# Program Analysis for Performance Evaluation

### From PUMA Graduiertenkolleg

Static analysis has been traditionally employed to compute functional information about a program.
One obtains local invariants, i.e., invariants that hold at a particular program point.
To compute these invariants one defines an adequate lattice of abstract values, say *A*,
and a mapping that attaches to each program execution an element of *A*.
Under certain circumstances those invariants can be characterized
as the least solution of a system of fixed point equations;
it can be computed (or at least approximated) by worklist algorithms.
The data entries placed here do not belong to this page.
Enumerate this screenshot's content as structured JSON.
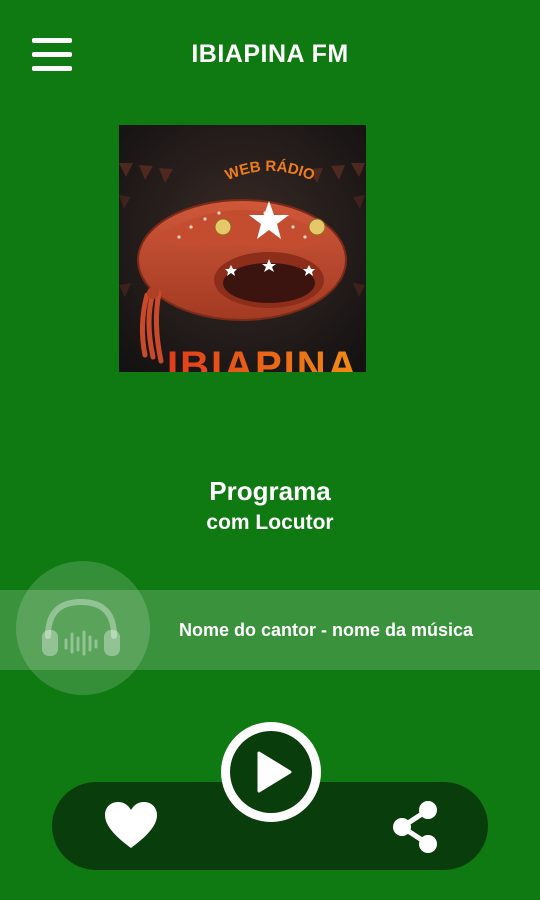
{
  "header": {
    "title": "IBIAPINA FM",
    "menu_icon": "hamburger-menu-icon"
  },
  "cover": {
    "top_text": "WEB RÁDIO",
    "logo_text": "IBIAPINA FM"
  },
  "program": {
    "title": "Programa",
    "host": "com Locutor"
  },
  "now_playing": {
    "icon": "headphones-icon",
    "text": "Nome do cantor - nome da música"
  },
  "controls": {
    "favorite_icon": "heart-icon",
    "play_icon": "play-icon",
    "share_icon": "share-icon"
  },
  "colors": {
    "background": "#0f7a12",
    "bottom_bar": "#0a3d0c",
    "text": "#ffffff"
  }
}
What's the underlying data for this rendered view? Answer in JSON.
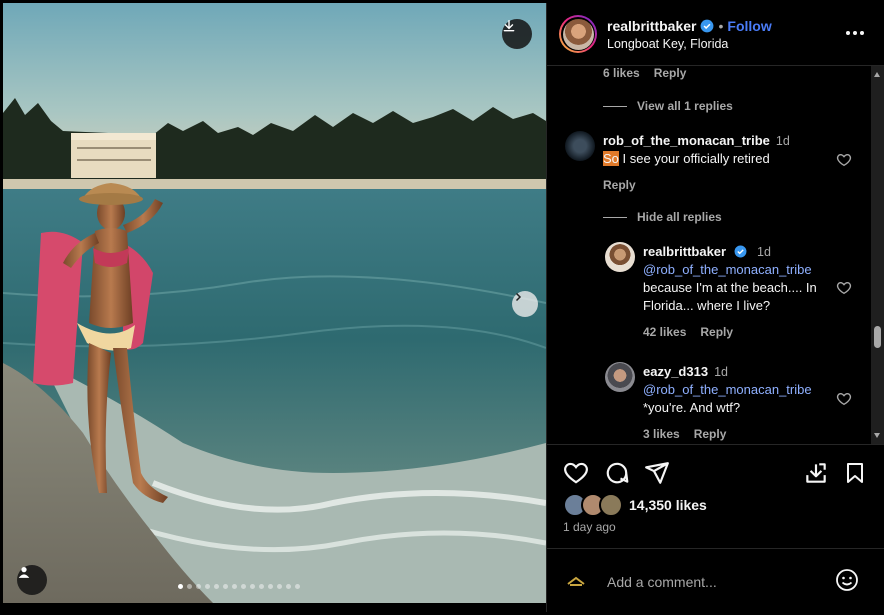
{
  "post": {
    "username": "realbrittbaker",
    "location": "Longboat Key, Florida",
    "follow_label": "Follow",
    "separator": "•"
  },
  "comments": {
    "top_reply_likes": "6 likes",
    "top_reply_label": "Reply",
    "view_replies": "View all 1 replies",
    "hide_replies": "Hide all replies",
    "items": [
      {
        "username": "rob_of_the_monacan_tribe",
        "time": "1d",
        "text_highlight": "So",
        "text": " I see your officially retired",
        "reply_label": "Reply"
      },
      {
        "username": "realbrittbaker",
        "time": "1d",
        "mention": "@rob_of_the_monacan_tribe",
        "text": "because I'm at the beach.... In Florida... where I live?",
        "likes": "42 likes",
        "reply_label": "Reply"
      },
      {
        "username": "eazy_d313",
        "time": "1d",
        "mention": "@rob_of_the_monacan_tribe",
        "text": "*you're. And wtf?",
        "likes": "3 likes",
        "reply_label": "Reply"
      }
    ]
  },
  "actions": {
    "icons": [
      "heart-icon",
      "comment-icon",
      "share-icon",
      "save-collection-icon",
      "bookmark-icon"
    ]
  },
  "likes": {
    "count": "14,350 likes",
    "time_ago": "1 day ago"
  },
  "add_comment": {
    "placeholder": "Add a comment...",
    "icon": "emoji-icon"
  },
  "carousel": {
    "total": 14,
    "current": 1
  },
  "colors": {
    "accent": "#4a7cf7",
    "verified": "#3897f0",
    "muted": "#a8a8a8",
    "highlight": "#e07a2a"
  }
}
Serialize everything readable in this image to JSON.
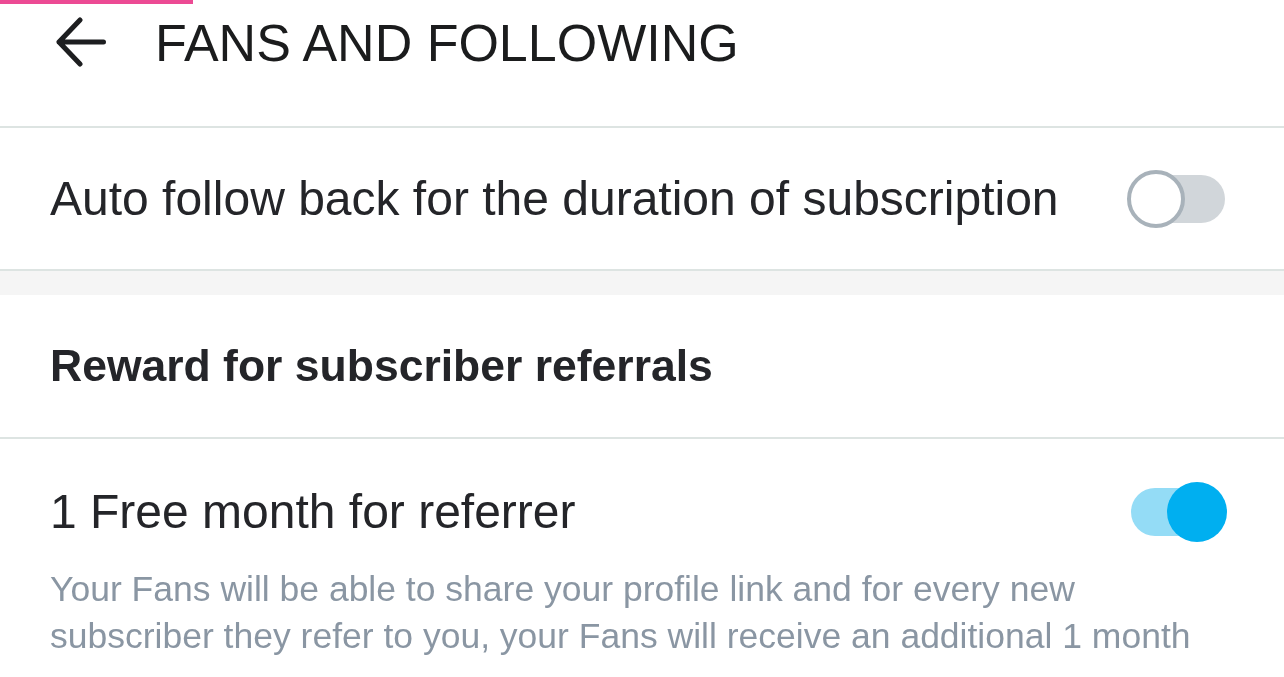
{
  "loading_bar": {
    "level": 0.15
  },
  "header": {
    "title": "FANS AND FOLLOWING"
  },
  "groups": [
    {
      "items": [
        {
          "label": "Auto follow back for the duration of subscription",
          "on": false
        }
      ]
    },
    {
      "heading": "Reward for subscriber referrals",
      "items": [
        {
          "label": "1 Free month for referrer",
          "on": true,
          "description": "Your Fans will be able to share your profile link and for every new subscriber they refer to you, your Fans will receive an additional 1 month"
        }
      ]
    }
  ]
}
The same technique can be applied to *performance questions*.
The most prominent example is perhaps the *WCET (worst-case execution time) analysis*.
In WCET analysis the abstract values are natural numbers (CPU cycles);
the invariant at a program point *p* is defined as the runtime of the longest execution path leading to *p*.
However, performance questions concerning the *average* behaviour of the program,
like average execution time or memory consumption, cannot be cast into the classical framework.
The technical reason is that the operator that combines the values of different program executions
is *no longer idempotent*.
This constitutes a fundamental difference between worst-case and average behaviour.

While the classical framework can be extended to accommodate non-idempotent operators,
the corresponding worklist algorithms are inefficient.
We have provided a mathematical framework allowing to solve this problem.
It extends *Newton's method*, a well-known technique from numerical analysis.
From a theoretical point of view the framework has not yet been fully developed.
The framework raises many new questions, particularly concerning its algorithmics.
An exciting topic is especially the development and optimization of worklist algorithms that
efficiently compute the Newton approximants.

From an applications point of view we develop a powerful generic engine that allows
to perform various combinations of performance and functional analysis.
More specifically, such a method will be able to compute *high probability invariants*,
i.e., assertions that may be violated only by very unlikely program executions.
We also envision applications outside the program analysis realm,
particularly in the area of reputation systems.

see "Andreas Gaiser